How is bowling like teaching? You may be surprised! If inclusive education is going to move forward, we have to teach to the outside edges. Watch this video to learn more!

Think back to the introduction presentation questions, “Do you drive a vehicle?” and “Have you ever had to share that vehicle with someone?” When you operate a vehicle with settings that are in place for someone other than you, how might it impact your ability to drive?

Watch the video below for an eye-opening talk about the myth of average.

And if you’d appreciate even more evidence for why UDL is important for teaching and learning, watch this next video on Variability by Todd Rose.

SECTION 3     Multiple Means of Representation: the WHAT

Because of learner variability it is important to adapt how we present information to our students using multiple methods. “Learning, and transfer of learning, occurs when multiple representations are used opens in new window, because it allows students to make connections within, as well as between, concepts. In short, there is not one means of representation that will be optimal for all learners; providing options for representation is essential.”

UDL Guidelines_Accessible

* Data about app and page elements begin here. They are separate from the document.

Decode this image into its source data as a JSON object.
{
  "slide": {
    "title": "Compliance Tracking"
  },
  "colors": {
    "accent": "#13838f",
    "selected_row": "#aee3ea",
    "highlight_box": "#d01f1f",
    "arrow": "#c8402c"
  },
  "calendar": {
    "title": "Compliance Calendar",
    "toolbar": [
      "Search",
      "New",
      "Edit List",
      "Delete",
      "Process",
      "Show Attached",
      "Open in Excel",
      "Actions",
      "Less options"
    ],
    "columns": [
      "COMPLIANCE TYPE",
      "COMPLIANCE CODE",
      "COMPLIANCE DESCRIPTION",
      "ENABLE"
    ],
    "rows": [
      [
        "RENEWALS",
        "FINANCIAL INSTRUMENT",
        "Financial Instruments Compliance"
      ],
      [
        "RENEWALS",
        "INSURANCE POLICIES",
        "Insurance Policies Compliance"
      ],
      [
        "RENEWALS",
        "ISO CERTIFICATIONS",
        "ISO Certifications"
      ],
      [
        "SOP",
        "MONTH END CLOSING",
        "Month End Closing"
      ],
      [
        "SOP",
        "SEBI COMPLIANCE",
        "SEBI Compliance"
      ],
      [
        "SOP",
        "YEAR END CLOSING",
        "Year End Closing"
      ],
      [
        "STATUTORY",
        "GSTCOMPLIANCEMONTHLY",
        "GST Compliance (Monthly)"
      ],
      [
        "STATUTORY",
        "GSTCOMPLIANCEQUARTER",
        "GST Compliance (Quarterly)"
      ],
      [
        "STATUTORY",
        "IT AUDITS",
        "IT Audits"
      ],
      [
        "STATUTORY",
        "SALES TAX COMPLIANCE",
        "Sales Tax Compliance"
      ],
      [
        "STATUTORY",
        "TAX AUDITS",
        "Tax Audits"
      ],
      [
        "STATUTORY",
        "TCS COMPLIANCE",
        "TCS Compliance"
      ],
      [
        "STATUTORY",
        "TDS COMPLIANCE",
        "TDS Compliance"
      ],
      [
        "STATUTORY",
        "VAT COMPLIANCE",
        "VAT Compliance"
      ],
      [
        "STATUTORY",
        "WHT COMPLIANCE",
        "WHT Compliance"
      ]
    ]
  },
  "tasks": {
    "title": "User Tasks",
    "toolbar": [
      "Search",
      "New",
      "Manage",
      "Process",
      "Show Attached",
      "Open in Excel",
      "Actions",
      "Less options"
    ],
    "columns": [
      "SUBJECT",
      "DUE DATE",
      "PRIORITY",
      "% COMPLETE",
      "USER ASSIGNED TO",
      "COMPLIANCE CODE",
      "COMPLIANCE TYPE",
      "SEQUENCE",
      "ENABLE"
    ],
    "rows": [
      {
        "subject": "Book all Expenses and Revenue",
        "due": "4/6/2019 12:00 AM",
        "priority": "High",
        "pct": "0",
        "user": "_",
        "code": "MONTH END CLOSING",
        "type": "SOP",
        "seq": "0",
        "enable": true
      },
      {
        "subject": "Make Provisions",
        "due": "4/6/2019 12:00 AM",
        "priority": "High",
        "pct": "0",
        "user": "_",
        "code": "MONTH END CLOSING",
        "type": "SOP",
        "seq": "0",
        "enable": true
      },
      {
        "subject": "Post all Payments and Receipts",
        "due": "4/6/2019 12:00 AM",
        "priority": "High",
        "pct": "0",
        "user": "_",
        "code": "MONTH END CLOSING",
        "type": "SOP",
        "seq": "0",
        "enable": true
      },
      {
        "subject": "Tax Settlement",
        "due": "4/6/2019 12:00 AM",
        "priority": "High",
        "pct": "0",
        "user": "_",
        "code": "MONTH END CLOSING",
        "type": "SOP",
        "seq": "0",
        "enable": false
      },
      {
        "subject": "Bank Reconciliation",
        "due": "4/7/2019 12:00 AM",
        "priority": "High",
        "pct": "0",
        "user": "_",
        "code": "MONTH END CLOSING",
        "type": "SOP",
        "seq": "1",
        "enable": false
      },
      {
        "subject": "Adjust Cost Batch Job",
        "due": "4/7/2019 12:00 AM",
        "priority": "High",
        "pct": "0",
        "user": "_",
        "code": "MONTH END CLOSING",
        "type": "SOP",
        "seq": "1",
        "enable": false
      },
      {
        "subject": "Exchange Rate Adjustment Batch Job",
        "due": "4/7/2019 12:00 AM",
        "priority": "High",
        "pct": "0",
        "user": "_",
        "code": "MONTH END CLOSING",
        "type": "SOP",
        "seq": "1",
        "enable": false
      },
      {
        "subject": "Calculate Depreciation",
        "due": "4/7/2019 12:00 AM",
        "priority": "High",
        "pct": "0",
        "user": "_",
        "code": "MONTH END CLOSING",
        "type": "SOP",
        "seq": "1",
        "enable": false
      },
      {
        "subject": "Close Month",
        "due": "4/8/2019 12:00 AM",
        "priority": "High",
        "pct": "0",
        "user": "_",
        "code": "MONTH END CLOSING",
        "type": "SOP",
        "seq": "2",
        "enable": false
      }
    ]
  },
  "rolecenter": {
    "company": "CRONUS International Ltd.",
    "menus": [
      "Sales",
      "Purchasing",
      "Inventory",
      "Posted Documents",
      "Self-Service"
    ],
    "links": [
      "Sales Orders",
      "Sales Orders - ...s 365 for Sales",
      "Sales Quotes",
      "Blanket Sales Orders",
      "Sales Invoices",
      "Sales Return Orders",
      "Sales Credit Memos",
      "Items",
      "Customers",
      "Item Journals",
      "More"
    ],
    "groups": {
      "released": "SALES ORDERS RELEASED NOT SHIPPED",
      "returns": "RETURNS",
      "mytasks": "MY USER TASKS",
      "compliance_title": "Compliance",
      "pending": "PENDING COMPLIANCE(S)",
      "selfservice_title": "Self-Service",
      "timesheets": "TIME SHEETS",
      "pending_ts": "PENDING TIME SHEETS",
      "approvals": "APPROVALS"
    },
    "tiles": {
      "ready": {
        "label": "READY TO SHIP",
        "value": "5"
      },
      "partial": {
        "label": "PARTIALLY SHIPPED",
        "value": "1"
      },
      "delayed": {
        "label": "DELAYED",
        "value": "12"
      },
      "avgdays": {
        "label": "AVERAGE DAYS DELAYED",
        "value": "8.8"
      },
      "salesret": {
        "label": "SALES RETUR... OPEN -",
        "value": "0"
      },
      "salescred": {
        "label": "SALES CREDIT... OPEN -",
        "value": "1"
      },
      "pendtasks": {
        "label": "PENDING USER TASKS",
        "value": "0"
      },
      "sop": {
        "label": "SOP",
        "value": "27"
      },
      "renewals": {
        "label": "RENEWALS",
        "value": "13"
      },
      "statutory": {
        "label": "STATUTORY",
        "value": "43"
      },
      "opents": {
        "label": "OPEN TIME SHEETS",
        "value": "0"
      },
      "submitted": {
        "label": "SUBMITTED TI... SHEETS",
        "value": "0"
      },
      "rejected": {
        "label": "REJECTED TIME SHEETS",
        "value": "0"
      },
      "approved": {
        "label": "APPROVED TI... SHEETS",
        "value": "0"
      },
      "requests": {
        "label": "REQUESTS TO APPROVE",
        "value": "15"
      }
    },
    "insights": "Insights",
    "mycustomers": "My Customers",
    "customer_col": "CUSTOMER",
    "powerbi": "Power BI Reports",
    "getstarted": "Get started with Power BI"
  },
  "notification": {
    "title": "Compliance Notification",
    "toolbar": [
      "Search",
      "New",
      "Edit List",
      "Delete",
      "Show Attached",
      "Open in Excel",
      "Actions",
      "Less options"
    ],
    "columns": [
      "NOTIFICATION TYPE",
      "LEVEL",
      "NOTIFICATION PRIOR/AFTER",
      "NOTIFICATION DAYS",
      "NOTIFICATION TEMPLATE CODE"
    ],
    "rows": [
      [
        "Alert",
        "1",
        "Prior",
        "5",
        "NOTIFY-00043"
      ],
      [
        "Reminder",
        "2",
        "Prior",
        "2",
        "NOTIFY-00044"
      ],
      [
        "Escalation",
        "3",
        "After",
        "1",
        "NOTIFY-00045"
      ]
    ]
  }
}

UDL Guidelines- a link to an accessible version is included in this post a well.

UDL Guidelines from CAST opens in new window

Learning Styles – visual, auditory and kinesthetic – were the way we described the difference between learners until a few years ago when the theory was found not to be helpful to students. We have since learned that all students benefit from a variety of teaching methods. As UDL teaches us, what is necessary for some students, can be beneficial to many students, as this cartoon illustrates.

Cartoon image of man shoveling snow off stairs while children wait near ramp. Children ask him to shovel ramp so EVERYONE can have access.

UDL is all about goals: both learning goals and students’ individual goals. UDL encourages us to think about goals in everything we do, from determining how we will present material to how we assess what students learned. The overall goal of UDL is to help students become expert learners. Check out the Top 10 UDL Tips for Developing Learning Goals opens in new window for some ideas.

The Difference Between Universal Design for Learning (UDL) and Traditional Education opens in new window

It allows stakeholders to easily collaborate and track changes to content. It also allows you to spot spelling and grammar errors early on.

SECTION 4 Action and Expression: The HOW

Fortunately, or not, depending on how you look at it, UDL doesn’t come with a checklist or a manual. There are lots of resources though, and we’ve tried to bring you enough good ones to get you started.

In addition to resources, we’ve received a lot of advice from a number of sources. One of the most helpful we’ve heard is this; start small, maybe with the assignment you like the least and change that one using the UDL guidelines. Make that assignment you dread your first UDL project. Start from scratch, by asking yourself what is the goal of the assignment? What outcome are you trying to address, teach or measure? 

Chances are you will find that the old assignment was only one of many ways to address your intended outcome and probably there are others that feel more comfortable and authentic to you. Check out the following links.

Some Resources and Ideas

Examples of UDL in Education opens in new window

UDL Guidelines with Clickable Examples opens in new window

8 Engaging Ways to use Technology in the Classroom to Create Lessons That Aren’t Boring opens in new window

Top 10 UDL Tips for for Designing an Engaging Learning Environment opens in new window

From Theory to Practice: UDL “Quick Tips” from Colorado State University opens in new window

UDL-Aligned Strategies opens in new window

Guide to Designing Your UDL Lesson opens in new window

Keep in mind that making meaningful changes using the principles of UDL doesn’t have to be all consuming. Start small, address one assignment at a time and see where it takes you.

Turtle on a skate board with caption, "Work Smarter, Not Harder."